• **Exercise brief**: Look through the data that follows and copy each line with the string "Benutzergruppen".

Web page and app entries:
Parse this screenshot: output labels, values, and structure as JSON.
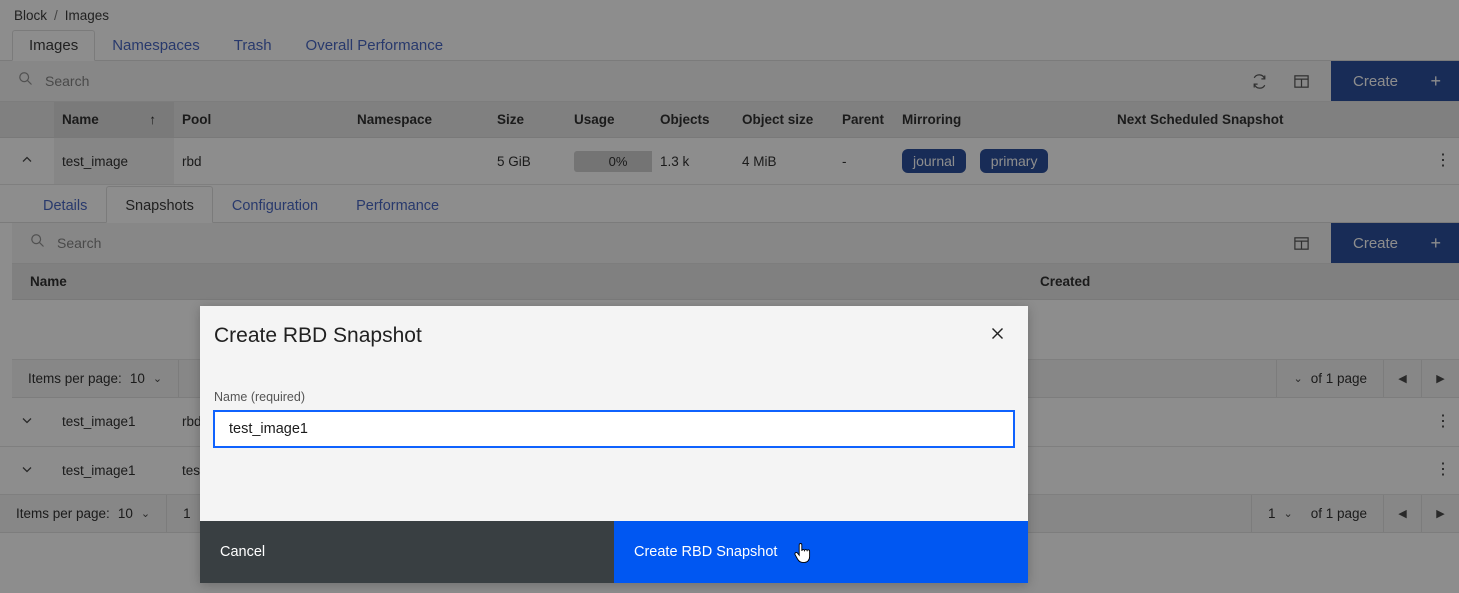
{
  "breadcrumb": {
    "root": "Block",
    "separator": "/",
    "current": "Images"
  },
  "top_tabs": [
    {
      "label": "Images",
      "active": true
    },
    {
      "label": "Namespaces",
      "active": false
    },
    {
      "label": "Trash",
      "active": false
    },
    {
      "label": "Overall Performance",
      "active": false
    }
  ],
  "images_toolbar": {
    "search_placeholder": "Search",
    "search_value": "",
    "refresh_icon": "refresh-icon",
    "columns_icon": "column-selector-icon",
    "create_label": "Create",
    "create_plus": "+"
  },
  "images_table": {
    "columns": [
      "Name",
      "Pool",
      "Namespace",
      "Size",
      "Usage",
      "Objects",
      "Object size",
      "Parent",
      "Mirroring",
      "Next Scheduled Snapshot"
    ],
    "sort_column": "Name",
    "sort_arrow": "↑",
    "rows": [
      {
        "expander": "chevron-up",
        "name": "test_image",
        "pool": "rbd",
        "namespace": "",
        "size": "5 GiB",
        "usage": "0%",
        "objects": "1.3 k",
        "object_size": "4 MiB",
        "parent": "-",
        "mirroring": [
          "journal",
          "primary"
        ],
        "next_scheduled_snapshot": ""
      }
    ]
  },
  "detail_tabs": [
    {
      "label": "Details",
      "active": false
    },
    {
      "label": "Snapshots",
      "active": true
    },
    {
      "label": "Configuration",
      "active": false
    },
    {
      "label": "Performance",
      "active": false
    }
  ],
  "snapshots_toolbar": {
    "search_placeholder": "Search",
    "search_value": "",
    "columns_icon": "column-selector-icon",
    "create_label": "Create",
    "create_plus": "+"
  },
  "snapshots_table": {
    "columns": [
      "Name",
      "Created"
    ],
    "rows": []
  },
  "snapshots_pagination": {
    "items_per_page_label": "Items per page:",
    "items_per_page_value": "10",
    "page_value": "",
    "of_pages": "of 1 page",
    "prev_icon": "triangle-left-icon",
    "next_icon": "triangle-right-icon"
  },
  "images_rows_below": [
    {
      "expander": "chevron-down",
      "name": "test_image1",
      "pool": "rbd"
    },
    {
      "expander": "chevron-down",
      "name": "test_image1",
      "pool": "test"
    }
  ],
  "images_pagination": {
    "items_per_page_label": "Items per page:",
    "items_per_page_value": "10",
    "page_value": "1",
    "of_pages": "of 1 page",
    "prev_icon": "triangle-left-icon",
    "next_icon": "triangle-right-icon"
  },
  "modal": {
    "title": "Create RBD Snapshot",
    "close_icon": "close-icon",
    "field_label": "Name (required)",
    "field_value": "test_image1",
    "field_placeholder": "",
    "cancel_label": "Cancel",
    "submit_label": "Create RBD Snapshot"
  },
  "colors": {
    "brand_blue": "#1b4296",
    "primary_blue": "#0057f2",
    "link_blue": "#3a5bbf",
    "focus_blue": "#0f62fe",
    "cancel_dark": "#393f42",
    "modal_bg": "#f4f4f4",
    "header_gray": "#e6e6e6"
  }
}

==

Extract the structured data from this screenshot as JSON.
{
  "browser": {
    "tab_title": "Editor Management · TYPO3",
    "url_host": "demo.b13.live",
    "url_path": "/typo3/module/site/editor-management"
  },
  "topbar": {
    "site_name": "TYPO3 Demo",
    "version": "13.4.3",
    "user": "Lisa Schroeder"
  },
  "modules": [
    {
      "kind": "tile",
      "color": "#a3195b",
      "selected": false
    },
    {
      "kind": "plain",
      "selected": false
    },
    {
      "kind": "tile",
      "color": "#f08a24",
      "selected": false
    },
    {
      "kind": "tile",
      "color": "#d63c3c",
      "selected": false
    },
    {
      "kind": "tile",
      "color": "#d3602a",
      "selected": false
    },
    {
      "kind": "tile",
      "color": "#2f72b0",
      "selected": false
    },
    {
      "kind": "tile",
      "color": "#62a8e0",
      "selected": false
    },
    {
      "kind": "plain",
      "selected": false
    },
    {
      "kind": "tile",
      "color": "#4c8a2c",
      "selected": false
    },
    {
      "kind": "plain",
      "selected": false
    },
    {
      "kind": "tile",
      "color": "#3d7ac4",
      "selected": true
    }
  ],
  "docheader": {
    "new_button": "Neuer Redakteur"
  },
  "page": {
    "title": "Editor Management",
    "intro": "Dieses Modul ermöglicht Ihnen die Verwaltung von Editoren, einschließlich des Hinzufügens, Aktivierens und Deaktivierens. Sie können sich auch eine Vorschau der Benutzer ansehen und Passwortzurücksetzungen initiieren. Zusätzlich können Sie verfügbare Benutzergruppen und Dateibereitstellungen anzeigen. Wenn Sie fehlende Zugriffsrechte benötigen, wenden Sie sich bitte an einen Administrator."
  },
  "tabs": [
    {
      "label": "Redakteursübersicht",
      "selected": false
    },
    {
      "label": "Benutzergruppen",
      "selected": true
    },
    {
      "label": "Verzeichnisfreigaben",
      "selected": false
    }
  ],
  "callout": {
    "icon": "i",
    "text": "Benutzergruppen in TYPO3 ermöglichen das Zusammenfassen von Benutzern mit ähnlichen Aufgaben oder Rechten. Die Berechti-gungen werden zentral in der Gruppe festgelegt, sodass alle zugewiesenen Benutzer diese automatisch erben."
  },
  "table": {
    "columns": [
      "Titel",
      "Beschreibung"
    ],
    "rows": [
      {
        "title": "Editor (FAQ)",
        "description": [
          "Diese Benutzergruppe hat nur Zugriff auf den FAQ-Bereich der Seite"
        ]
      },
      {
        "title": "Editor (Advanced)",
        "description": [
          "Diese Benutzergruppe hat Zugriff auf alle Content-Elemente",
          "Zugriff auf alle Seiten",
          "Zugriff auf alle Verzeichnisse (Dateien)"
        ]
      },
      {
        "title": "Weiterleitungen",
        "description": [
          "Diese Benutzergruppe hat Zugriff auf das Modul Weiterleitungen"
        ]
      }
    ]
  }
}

• **Answer space**:
    "intro": "Dieses Modul ermöglicht Ihnen die Verwaltung von Editoren, einschließlich des Hinzufügens, Aktivierens und Deaktivierens. Sie können sich auch eine Vorschau der Benutzer ansehen und Passwortzurücksetzungen initiieren. Zusätzlich können Sie verfügbare Benutzergruppen und Dateibereitstellungen anzeigen. Wenn Sie fehlende Zugriffsrechte benötigen, wenden Sie sich bitte an einen Administrator."
      "label": "Benutzergruppen",
    "text": "Benutzergruppen in TYPO3 ermöglichen das Zusammenfassen von Benutzern mit ähnlichen Aufgaben oder Rechten. Die Berechti-gungen werden zentral in der Gruppe festgelegt, sodass alle zugewiesenen Benutzer diese automatisch erben."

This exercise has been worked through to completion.